Additionally, it is admitted that John received several blows to the head and was injured during training on December 9, 2010. The parties agree that John suffered neurological deficits as a result of those blows and was taken to the hospital. Thus, there is no dispute that John suffered an injury by accident on December 9, 2010.
Kohn contends that John's death was caused not just by the injury that occurred on December 9, 2010, which contributed to it, but also as the result of other blows to the head John received earlier in his training. In other words, she asserts that John's death resulted from a series of head traumas over a period of time, rather than from a single identifiable event. She contends that John's death is therefore not compensable under the Act.
Kohn asserts that the circuit court erred in granting summary judgment because there is a material question of fact regarding whether John's death was caused by a single identifiable

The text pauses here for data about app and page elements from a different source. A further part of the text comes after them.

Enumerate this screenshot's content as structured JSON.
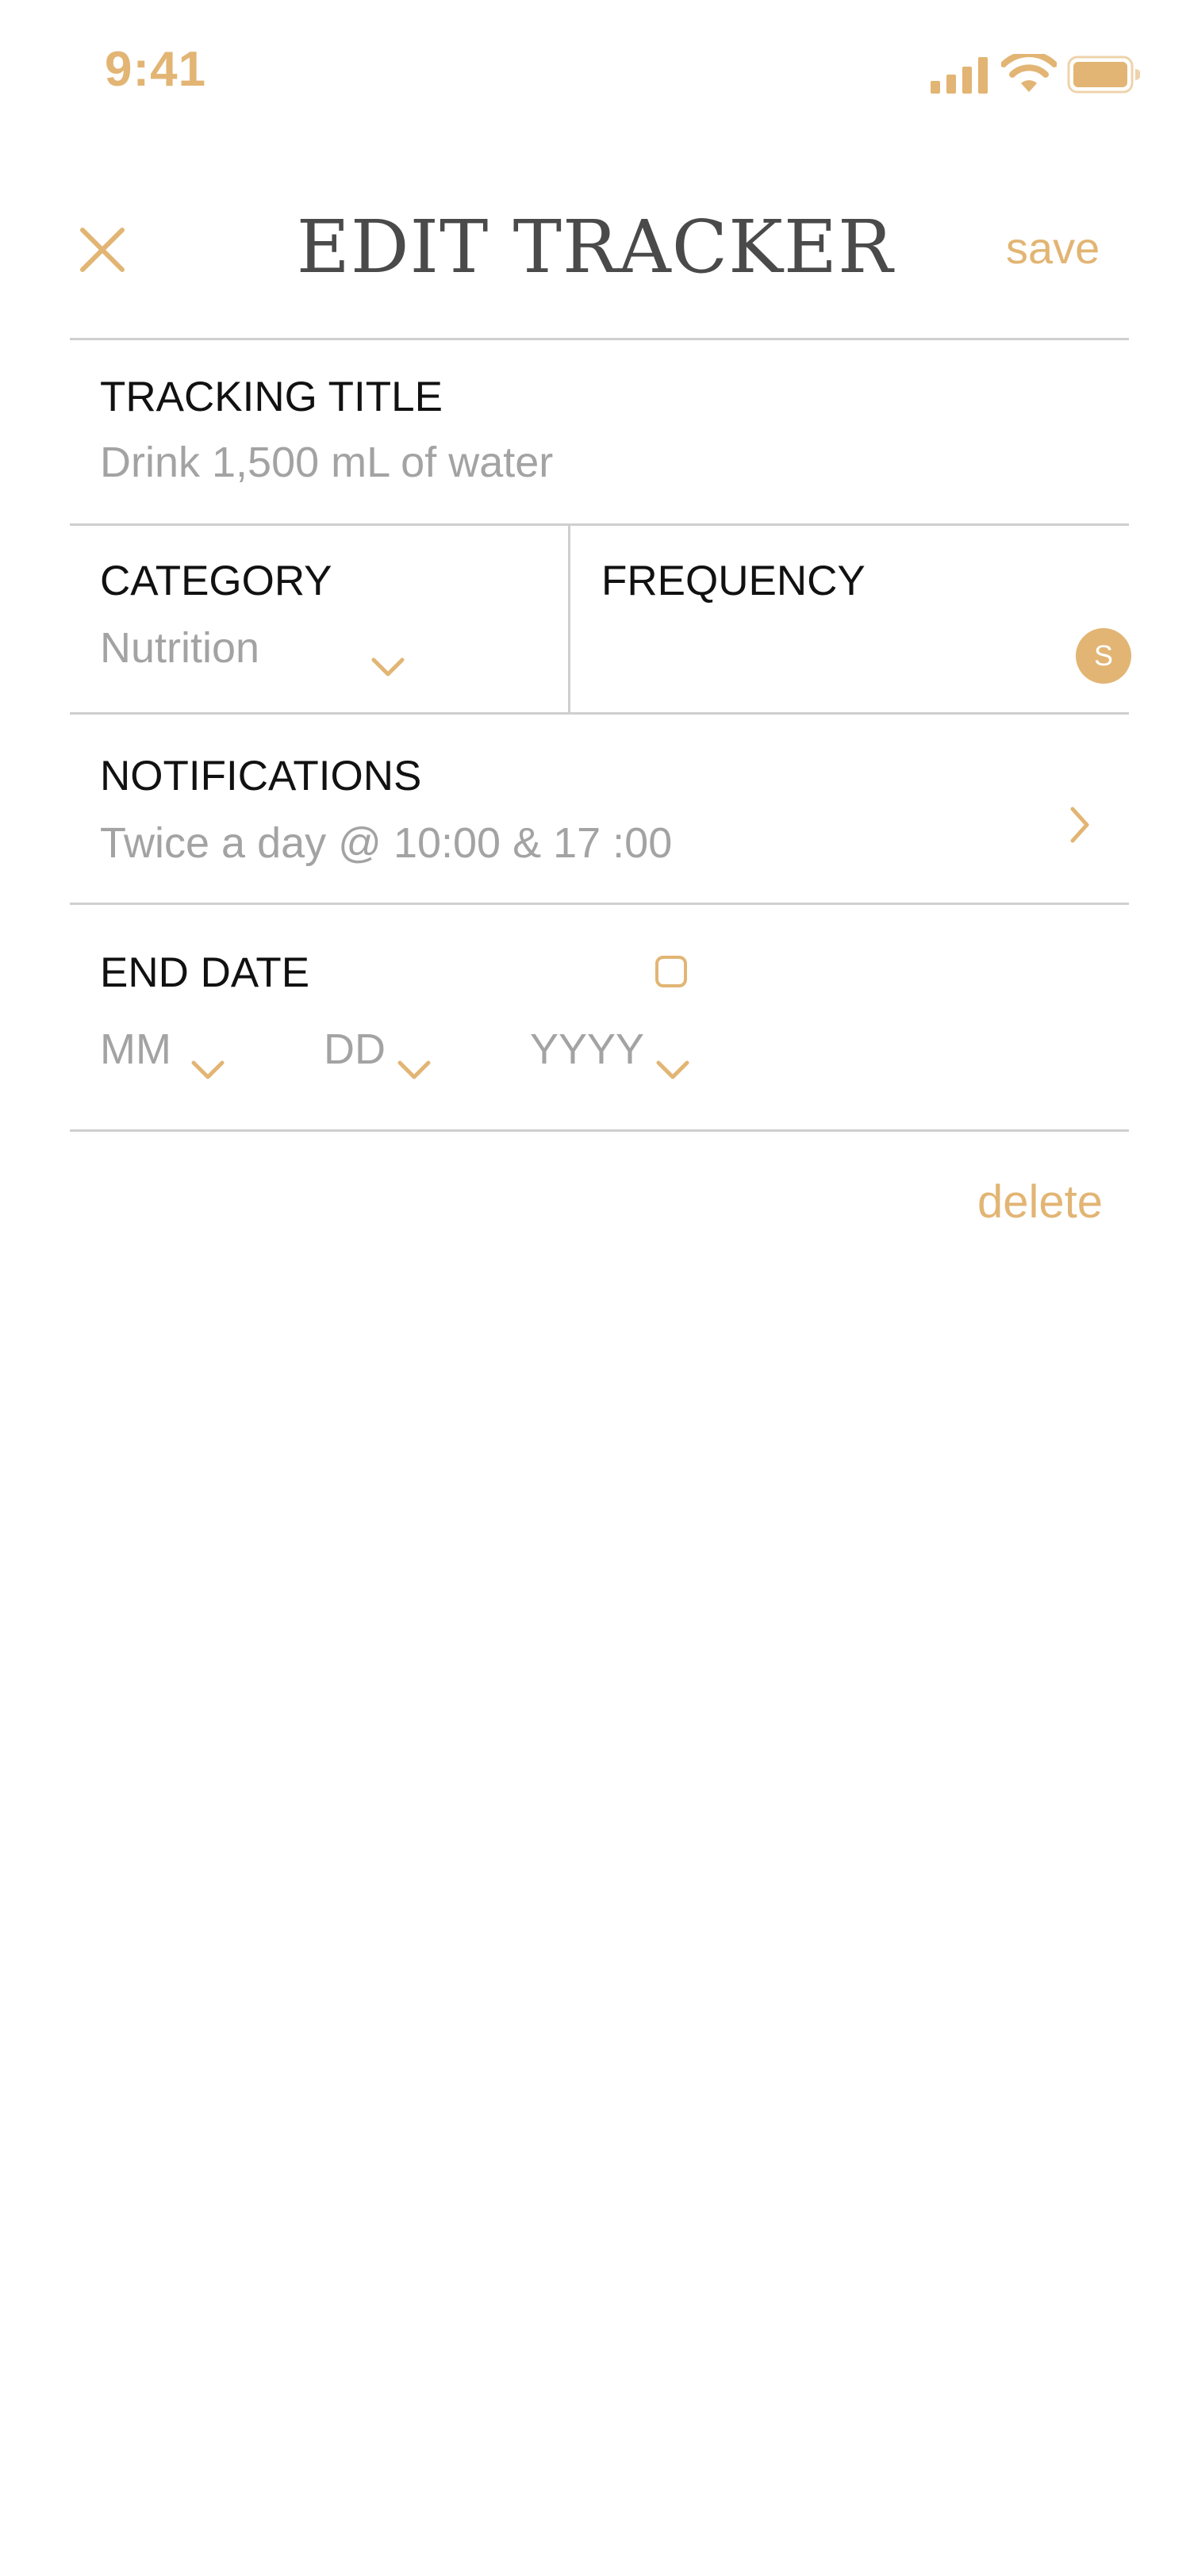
{
  "status_bar": {
    "time": "9:41"
  },
  "header": {
    "title": "EDIT TRACKER",
    "save_label": "save"
  },
  "form": {
    "tracking_title": {
      "label": "TRACKING TITLE",
      "value": "Drink 1,500 mL of water"
    },
    "category": {
      "label": "CATEGORY",
      "value": "Nutrition"
    },
    "frequency": {
      "label": "FREQUENCY",
      "badge": "S"
    },
    "notifications": {
      "label": "NOTIFICATIONS",
      "value": "Twice a day @ 10:00 & 17 :00"
    },
    "end_date": {
      "label": "END DATE",
      "month_placeholder": "MM",
      "day_placeholder": "DD",
      "year_placeholder": "YYYY",
      "enabled": false
    }
  },
  "actions": {
    "delete_label": "delete"
  },
  "colors": {
    "accent": "#E2B574",
    "divider": "#cfcfcf",
    "label": "#111111",
    "value": "#a3a3a3",
    "title": "#4a4a4a"
  },
  "icons": {
    "close": "close-icon",
    "dropdown": "chevron-down-icon",
    "disclosure": "chevron-right-icon",
    "signal": "cellular-signal-icon",
    "wifi": "wifi-icon",
    "battery": "battery-icon"
  }
}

trauma or a series of traumas suffered over the course of his training. Citing Dollar General Store v. Cridlin, 22 Va.App. 171, 175, 468 S.E.2d 152, 154 (1996), she posits that if John's death was caused by a series of traumas rather than solely by one event it is " a gradually incurred injury [and] not an injury by accident within the meaning of the [Workers' Compensation] Act." Id. She notes that injuries that result from repetitive traumas are not " injuries by accident."
Southern Express, 257 Va. at 186, 509 S.E.2d at 839.
The City argues that John suffered an injury by accident on December 9, 2010, which was a proximate cause of his death. The City asserts that, whether or not John had preexisting conditions and injuries, his undisputed injury by accident on December 9, 2010, which Kohn alleges contributed to his death, entitles John to workers' compensation benefits and bars this action.
We agree with the City. This case significantly differs from the gradually incurred injury and repetitive trauma cases referenced by Kohn in that John suffered an obvious mechanical or structural change in his body while engaged in a work activity which exposed him to an employment-related hazard that injured him and contributed to his death.
In Byrd v. Stonega Coke & Coal Co., 182 Va. 212, 216, 28 S.E.2d 725, 727 (1944), this Court stated that " if the injury or death results from, or is hastened by, conditions of employment exposing the employee to hazards to a degree beyond that of the public at large, the injury or death is construed to be accidental within the meaning of the statute." In the present case, John collapsed at work after the last blow to his head on December 9, 2010, and was rushed to the hospital. He died several days later. It is undisputed that John was injured on December 9, 2010 during training. Kohn's complaint itself contends that John's injuries on December 9, 2010 contributed to his death. The training on December 9, 2010 was a condition of employment that exposed John to the hazard of blows to the head beyond that of the public at large, and the injury John suffered during training on December 9, 2010 was a proximate cause of his death. Thus, his death is properly construed as accidental within the meaning of the Act.
Accordingly, the circuit court did not err in granting summary judgment on the plea in bar, and the circuit court did not err in holding that the exclusivity provision of the Act, Code § 65.2-307(A), bars this action. As a result, we will affirm the judgment of the circuit court.